**EXCERPTED DATA:**
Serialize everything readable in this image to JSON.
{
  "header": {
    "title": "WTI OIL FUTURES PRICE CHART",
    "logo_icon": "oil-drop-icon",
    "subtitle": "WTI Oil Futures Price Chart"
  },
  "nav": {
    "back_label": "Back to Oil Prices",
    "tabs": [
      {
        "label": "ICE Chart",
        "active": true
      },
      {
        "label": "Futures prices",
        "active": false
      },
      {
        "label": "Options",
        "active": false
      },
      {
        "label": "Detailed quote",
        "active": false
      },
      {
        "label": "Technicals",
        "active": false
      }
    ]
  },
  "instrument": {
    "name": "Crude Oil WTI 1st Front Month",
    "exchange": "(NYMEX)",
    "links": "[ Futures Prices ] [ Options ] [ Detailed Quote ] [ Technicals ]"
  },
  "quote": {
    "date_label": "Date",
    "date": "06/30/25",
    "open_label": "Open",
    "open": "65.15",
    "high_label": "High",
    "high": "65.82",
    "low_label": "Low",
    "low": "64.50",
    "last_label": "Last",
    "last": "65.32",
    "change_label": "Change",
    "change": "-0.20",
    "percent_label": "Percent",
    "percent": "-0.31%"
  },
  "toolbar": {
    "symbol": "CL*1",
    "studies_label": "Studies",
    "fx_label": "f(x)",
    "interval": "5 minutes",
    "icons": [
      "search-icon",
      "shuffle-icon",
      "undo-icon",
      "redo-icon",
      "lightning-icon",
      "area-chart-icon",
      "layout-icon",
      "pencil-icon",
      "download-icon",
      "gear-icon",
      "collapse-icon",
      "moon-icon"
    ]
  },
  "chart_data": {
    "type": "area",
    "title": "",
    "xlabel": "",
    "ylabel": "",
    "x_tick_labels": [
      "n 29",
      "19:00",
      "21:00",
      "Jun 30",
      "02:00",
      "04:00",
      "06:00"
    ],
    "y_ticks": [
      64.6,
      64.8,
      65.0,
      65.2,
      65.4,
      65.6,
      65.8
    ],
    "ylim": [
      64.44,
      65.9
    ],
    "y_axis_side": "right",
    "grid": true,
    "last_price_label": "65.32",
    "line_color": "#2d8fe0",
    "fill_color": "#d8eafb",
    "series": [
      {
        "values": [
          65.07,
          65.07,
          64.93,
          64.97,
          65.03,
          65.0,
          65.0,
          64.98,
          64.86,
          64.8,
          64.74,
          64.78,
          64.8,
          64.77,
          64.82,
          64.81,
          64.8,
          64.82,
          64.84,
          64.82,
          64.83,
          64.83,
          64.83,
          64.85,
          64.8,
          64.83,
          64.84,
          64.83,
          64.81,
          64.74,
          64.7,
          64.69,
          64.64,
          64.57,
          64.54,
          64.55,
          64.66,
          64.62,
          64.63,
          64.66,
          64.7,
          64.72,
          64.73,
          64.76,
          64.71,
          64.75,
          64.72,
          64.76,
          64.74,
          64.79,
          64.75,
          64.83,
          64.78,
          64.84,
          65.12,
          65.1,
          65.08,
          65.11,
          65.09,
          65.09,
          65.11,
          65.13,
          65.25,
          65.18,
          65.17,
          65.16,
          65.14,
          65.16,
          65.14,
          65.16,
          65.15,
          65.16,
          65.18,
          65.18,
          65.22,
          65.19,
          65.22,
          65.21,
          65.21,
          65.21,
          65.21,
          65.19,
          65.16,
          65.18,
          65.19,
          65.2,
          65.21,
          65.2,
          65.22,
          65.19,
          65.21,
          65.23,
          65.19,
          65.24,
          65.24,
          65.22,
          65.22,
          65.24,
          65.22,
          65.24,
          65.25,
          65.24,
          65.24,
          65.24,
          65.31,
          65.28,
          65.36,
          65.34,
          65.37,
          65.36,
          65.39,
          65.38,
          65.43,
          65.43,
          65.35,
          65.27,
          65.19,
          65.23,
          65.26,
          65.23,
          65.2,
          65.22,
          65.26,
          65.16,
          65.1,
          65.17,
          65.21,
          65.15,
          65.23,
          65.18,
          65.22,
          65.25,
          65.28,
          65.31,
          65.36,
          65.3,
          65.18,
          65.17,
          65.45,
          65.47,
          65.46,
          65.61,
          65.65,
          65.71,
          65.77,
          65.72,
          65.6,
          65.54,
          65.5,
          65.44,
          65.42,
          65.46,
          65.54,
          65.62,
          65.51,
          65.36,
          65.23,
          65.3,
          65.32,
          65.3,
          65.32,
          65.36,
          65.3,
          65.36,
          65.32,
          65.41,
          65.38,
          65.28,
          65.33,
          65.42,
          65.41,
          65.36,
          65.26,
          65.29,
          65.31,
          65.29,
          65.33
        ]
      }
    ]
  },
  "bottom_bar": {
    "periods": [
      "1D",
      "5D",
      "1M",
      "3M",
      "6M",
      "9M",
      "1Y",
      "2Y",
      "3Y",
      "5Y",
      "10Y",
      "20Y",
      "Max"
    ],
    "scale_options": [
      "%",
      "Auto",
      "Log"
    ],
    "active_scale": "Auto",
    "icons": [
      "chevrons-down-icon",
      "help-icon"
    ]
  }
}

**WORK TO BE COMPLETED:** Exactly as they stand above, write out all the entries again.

**WRITTEN RESPONSE:**
Serialize everything readable in this image to JSON.
{
  "header": {
    "title": "WTI OIL FUTURES PRICE CHART",
    "logo_icon": "oil-drop-icon",
    "subtitle": "WTI Oil Futures Price Chart"
  },
  "nav": {
    "back_label": "Back to Oil Prices",
    "tabs": [
      {
        "label": "ICE Chart",
        "active": true
      },
      {
        "label": "Futures prices",
        "active": false
      },
      {
        "label": "Options",
        "active": false
      },
      {
        "label": "Detailed quote",
        "active": false
      },
      {
        "label": "Technicals",
        "active": false
      }
    ]
  },
  "instrument": {
    "name": "Crude Oil WTI 1st Front Month",
    "exchange": "(NYMEX)",
    "links": "[ Futures Prices ] [ Options ] [ Detailed Quote ] [ Technicals ]"
  },
  "quote": {
    "date_label": "Date",
    "date": "06/30/25",
    "open_label": "Open",
    "open": "65.15",
    "high_label": "High",
    "high": "65.82",
    "low_label": "Low",
    "low": "64.50",
    "last_label": "Last",
    "last": "65.32",
    "change_label": "Change",
    "change": "-0.20",
    "percent_label": "Percent",
    "percent": "-0.31%"
  },
  "toolbar": {
    "symbol": "CL*1",
    "studies_label": "Studies",
    "fx_label": "f(x)",
    "interval": "5 minutes",
    "icons": [
      "search-icon",
      "shuffle-icon",
      "undo-icon",
      "redo-icon",
      "lightning-icon",
      "area-chart-icon",
      "layout-icon",
      "pencil-icon",
      "download-icon",
      "gear-icon",
      "collapse-icon",
      "moon-icon"
    ]
  },
  "chart_data": {
    "type": "area",
    "title": "",
    "xlabel": "",
    "ylabel": "",
    "x_tick_labels": [
      "n 29",
      "19:00",
      "21:00",
      "Jun 30",
      "02:00",
      "04:00",
      "06:00"
    ],
    "y_ticks": [
      64.6,
      64.8,
      65.0,
      65.2,
      65.4,
      65.6,
      65.8
    ],
    "ylim": [
      64.44,
      65.9
    ],
    "y_axis_side": "right",
    "grid": true,
    "last_price_label": "65.32",
    "line_color": "#2d8fe0",
    "fill_color": "#d8eafb",
    "series": [
      {
        "values": [
          65.07,
          65.07,
          64.93,
          64.97,
          65.03,
          65.0,
          65.0,
          64.98,
          64.86,
          64.8,
          64.74,
          64.78,
          64.8,
          64.77,
          64.82,
          64.81,
          64.8,
          64.82,
          64.84,
          64.82,
          64.83,
          64.83,
          64.83,
          64.85,
          64.8,
          64.83,
          64.84,
          64.83,
          64.81,
          64.74,
          64.7,
          64.69,
          64.64,
          64.57,
          64.54,
          64.55,
          64.66,
          64.62,
          64.63,
          64.66,
          64.7,
          64.72,
          64.73,
          64.76,
          64.71,
          64.75,
          64.72,
          64.76,
          64.74,
          64.79,
          64.75,
          64.83,
          64.78,
          64.84,
          65.12,
          65.1,
          65.08,
          65.11,
          65.09,
          65.09,
          65.11,
          65.13,
          65.25,
          65.18,
          65.17,
          65.16,
          65.14,
          65.16,
          65.14,
          65.16,
          65.15,
          65.16,
          65.18,
          65.18,
          65.22,
          65.19,
          65.22,
          65.21,
          65.21,
          65.21,
          65.21,
          65.19,
          65.16,
          65.18,
          65.19,
          65.2,
          65.21,
          65.2,
          65.22,
          65.19,
          65.21,
          65.23,
          65.19,
          65.24,
          65.24,
          65.22,
          65.22,
          65.24,
          65.22,
          65.24,
          65.25,
          65.24,
          65.24,
          65.24,
          65.31,
          65.28,
          65.36,
          65.34,
          65.37,
          65.36,
          65.39,
          65.38,
          65.43,
          65.43,
          65.35,
          65.27,
          65.19,
          65.23,
          65.26,
          65.23,
          65.2,
          65.22,
          65.26,
          65.16,
          65.1,
          65.17,
          65.21,
          65.15,
          65.23,
          65.18,
          65.22,
          65.25,
          65.28,
          65.31,
          65.36,
          65.3,
          65.18,
          65.17,
          65.45,
          65.47,
          65.46,
          65.61,
          65.65,
          65.71,
          65.77,
          65.72,
          65.6,
          65.54,
          65.5,
          65.44,
          65.42,
          65.46,
          65.54,
          65.62,
          65.51,
          65.36,
          65.23,
          65.3,
          65.32,
          65.3,
          65.32,
          65.36,
          65.3,
          65.36,
          65.32,
          65.41,
          65.38,
          65.28,
          65.33,
          65.42,
          65.41,
          65.36,
          65.26,
          65.29,
          65.31,
          65.29,
          65.33
        ]
      }
    ]
  },
  "bottom_bar": {
    "periods": [
      "1D",
      "5D",
      "1M",
      "3M",
      "6M",
      "9M",
      "1Y",
      "2Y",
      "3Y",
      "5Y",
      "10Y",
      "20Y",
      "Max"
    ],
    "scale_options": [
      "%",
      "Auto",
      "Log"
    ],
    "active_scale": "Auto",
    "icons": [
      "chevrons-down-icon",
      "help-icon"
    ]
  }
}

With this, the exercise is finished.